Angry, precise and funky as hell, Wilk’s work with Rage Against the Machine owes a lot to Bonham. In fact, the whole band’s sound does as well. Featuring Zeppelin style rhythms and riffs, and with the start of ‘Wake Up’ sounding like Zep’s classic ‘Kashmir’, the fact rings true.
In 2014, Wilk was kind enough to share his five favourite drum solos of all time, and of course, featured on the list was a Bonham entry. However, showing himself to be a true disciple of the late Zeppelin man, Wilk’s choice was rather more niche.
He said: “I didn’t really get into John Bonham until after I hit puberty, Led Zeppelin made so much more sense to me after that! John Bonham may be my favorite drummer of all time. My favourite drum solo of his is not ‘Moby Dick’. It’s ‘Bonzo’s Montreux’ from Coda. I absolutely love that, because it’s so musical.”
The modern era’s best drummer by all accounts, at first glance, Bonham and Slipknot’s late drummer Joey Jordison have nothing in common. However, when you forego all the aesthetics of Slipknot and dark subject matter, Jordison’s insane technique undoubtedly took inspiration from Bonham. In many ways, you could say that Jordison’s drumming style was as if Bonham had conceived a child with the devil, affording him two bass drums with which to deliver his visceral passion.
Known for being a man who was into a wide array of music, Jordison’s technique will never be matched. He expertly blended all of his influences into one speed-fuelled, metallic monster.

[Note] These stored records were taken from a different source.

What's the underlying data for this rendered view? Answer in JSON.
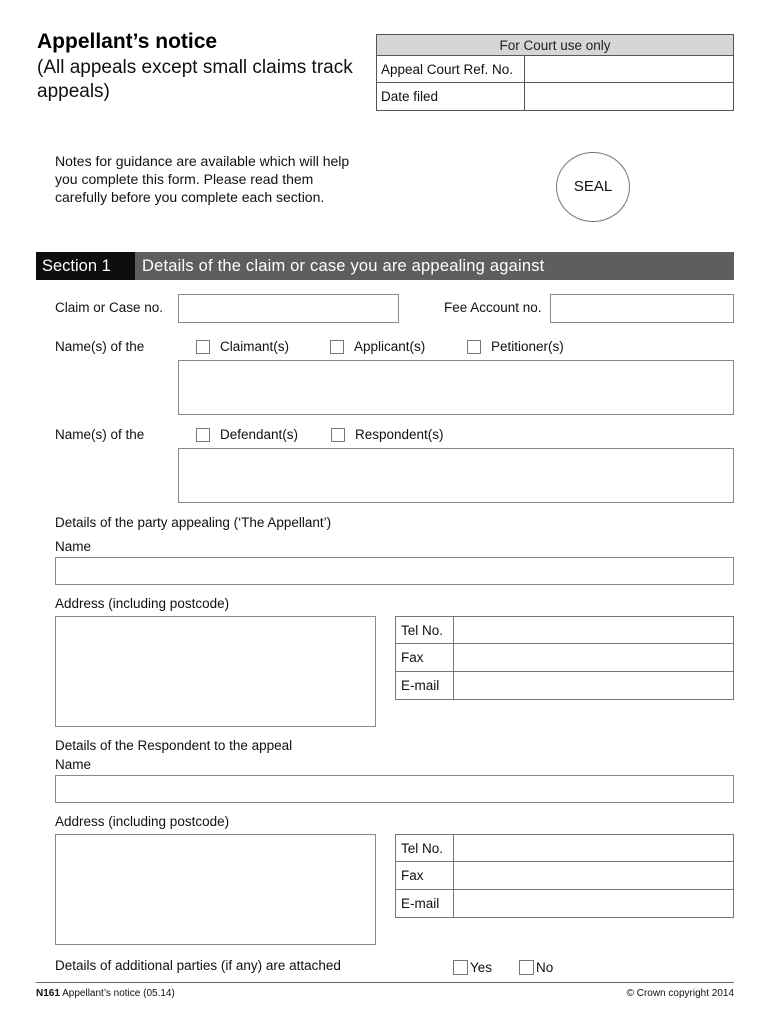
{
  "header": {
    "title": "Appellant’s notice",
    "subtitle": "(All appeals except small claims track appeals)"
  },
  "court_use": {
    "heading": "For Court use only",
    "rows": [
      {
        "label": "Appeal Court Ref. No.",
        "value": ""
      },
      {
        "label": "Date filed",
        "value": ""
      }
    ]
  },
  "notes": "Notes for guidance are available which will help you complete this form. Please read them carefully before you complete each section.",
  "seal": "SEAL",
  "section1": {
    "number": "Section 1",
    "title": "Details of the claim or case you are appealing against",
    "claim_case_label": "Claim or Case no.",
    "claim_case_value": "",
    "fee_account_label": "Fee Account no.",
    "fee_account_value": "",
    "names_group1": {
      "label": "Name(s) of the",
      "options": [
        {
          "label": "Claimant(s)",
          "checked": false
        },
        {
          "label": "Applicant(s)",
          "checked": false
        },
        {
          "label": "Petitioner(s)",
          "checked": false
        }
      ],
      "value": ""
    },
    "names_group2": {
      "label": "Name(s) of the",
      "options": [
        {
          "label": "Defendant(s)",
          "checked": false
        },
        {
          "label": "Respondent(s)",
          "checked": false
        }
      ],
      "value": ""
    },
    "appellant": {
      "heading": "Details of the party appealing (‘The Appellant’)",
      "name_label": "Name",
      "name_value": "",
      "address_label": "Address (including postcode)",
      "address_value": "",
      "contacts": [
        {
          "label": "Tel No.",
          "value": ""
        },
        {
          "label": "Fax",
          "value": ""
        },
        {
          "label": "E-mail",
          "value": ""
        }
      ]
    },
    "respondent": {
      "heading": "Details of the Respondent to the appeal",
      "name_label": "Name",
      "name_value": "",
      "address_label": "Address (including postcode)",
      "address_value": "",
      "contacts": [
        {
          "label": "Tel No.",
          "value": ""
        },
        {
          "label": "Fax",
          "value": ""
        },
        {
          "label": "E-mail",
          "value": ""
        }
      ]
    },
    "additional_parties": {
      "label": "Details of additional parties (if any) are attached",
      "yes_label": "Yes",
      "no_label": "No"
    }
  },
  "footer": {
    "form_code": "N161",
    "form_name": " Appellant’s notice (05.14)",
    "copyright": "© Crown copyright 2014"
  }
}
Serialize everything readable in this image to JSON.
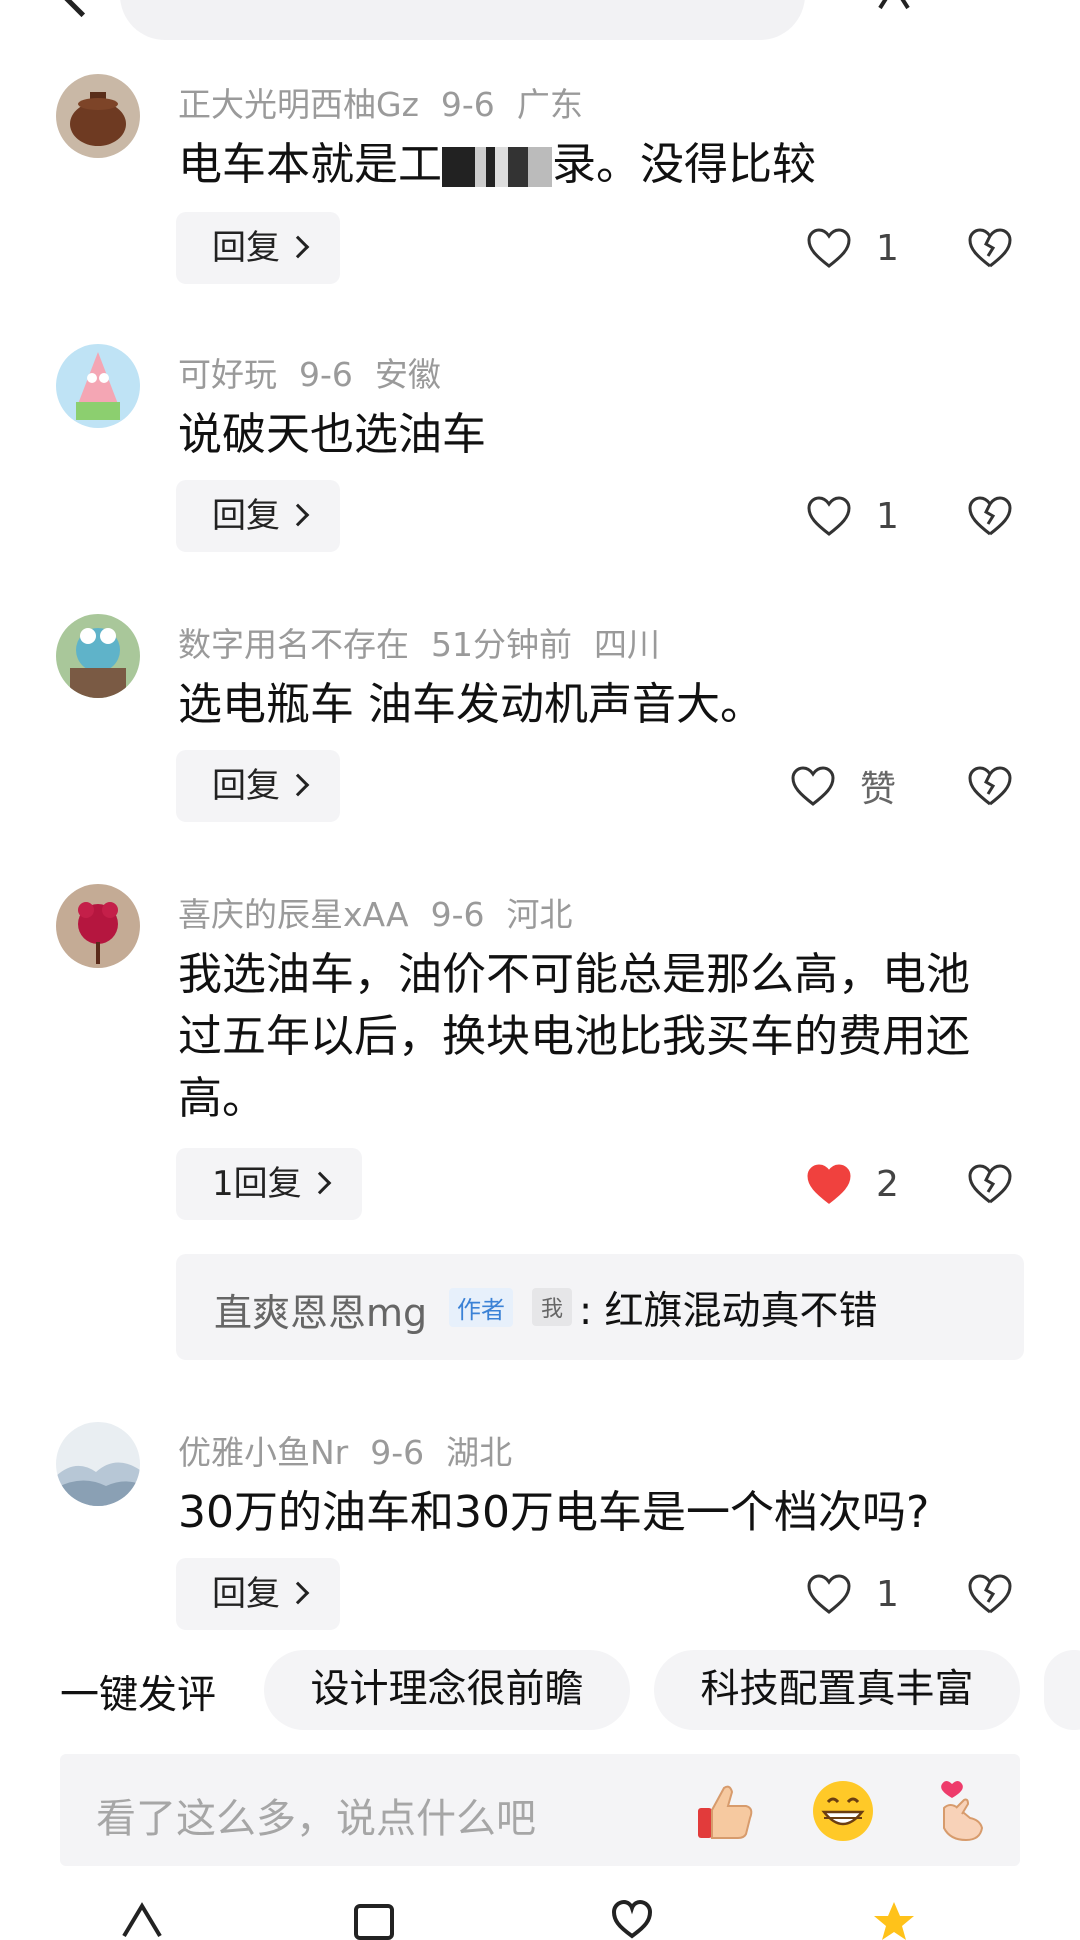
{
  "top": {
    "back_icon": "back-arrow-icon",
    "share_icon": "share-icon"
  },
  "comments": [
    {
      "user": "正大光明西柚Gz",
      "date": "9-6",
      "region": "广东",
      "text_before": "电车本就是工",
      "text_after": "录。没得比较",
      "reply_label": "回复",
      "likes": "1",
      "liked": false
    },
    {
      "user": "可好玩",
      "date": "9-6",
      "region": "安徽",
      "text": "说破天也选油车",
      "reply_label": "回复",
      "likes": "1",
      "liked": false
    },
    {
      "user": "数字用名不存在",
      "date": "51分钟前",
      "region": "四川",
      "text": "选电瓶车 油车发动机声音大。",
      "reply_label": "回复",
      "likes": "赞",
      "liked": false
    },
    {
      "user": "喜庆的辰星xAA",
      "date": "9-6",
      "region": "河北",
      "text": "我选油车，油价不可能总是那么高，电池过五年以后，换块电池比我买车的费用还高。",
      "reply_label": "1回复",
      "likes": "2",
      "liked": true,
      "sub_reply": {
        "name": "直爽恩恩mg",
        "author_badge": "作者",
        "me_badge": "我",
        "text": ": 红旗混动真不错"
      }
    },
    {
      "user": "优雅小鱼Nr",
      "date": "9-6",
      "region": "湖北",
      "text": "30万的油车和30万电车是一个档次吗?",
      "reply_label": "回复",
      "likes": "1",
      "liked": false
    }
  ],
  "quick": {
    "label": "一键发评",
    "chips": [
      "设计理念很前瞻",
      "科技配置真丰富"
    ]
  },
  "input": {
    "placeholder": "看了这么多，说点什么吧",
    "emojis": [
      "thumbs-up-emoji",
      "grin-emoji",
      "finger-heart-emoji"
    ]
  },
  "colors": {
    "liked_heart": "#f0413e",
    "meta_gray": "#9a9a9a",
    "badge_blue": "#3b82d6"
  }
}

Jordison said of Bonham’s impact: “When I was listening to Led Zeppelin II when I was real young, the drums on that record were so fucking heavy, but I didn’t fully understand the capacity of how talented that band was until much later on. All I knew was that I was infected by the music. As I got older and my uncle would play me all of Bonham’s solos, I got totally hooked.”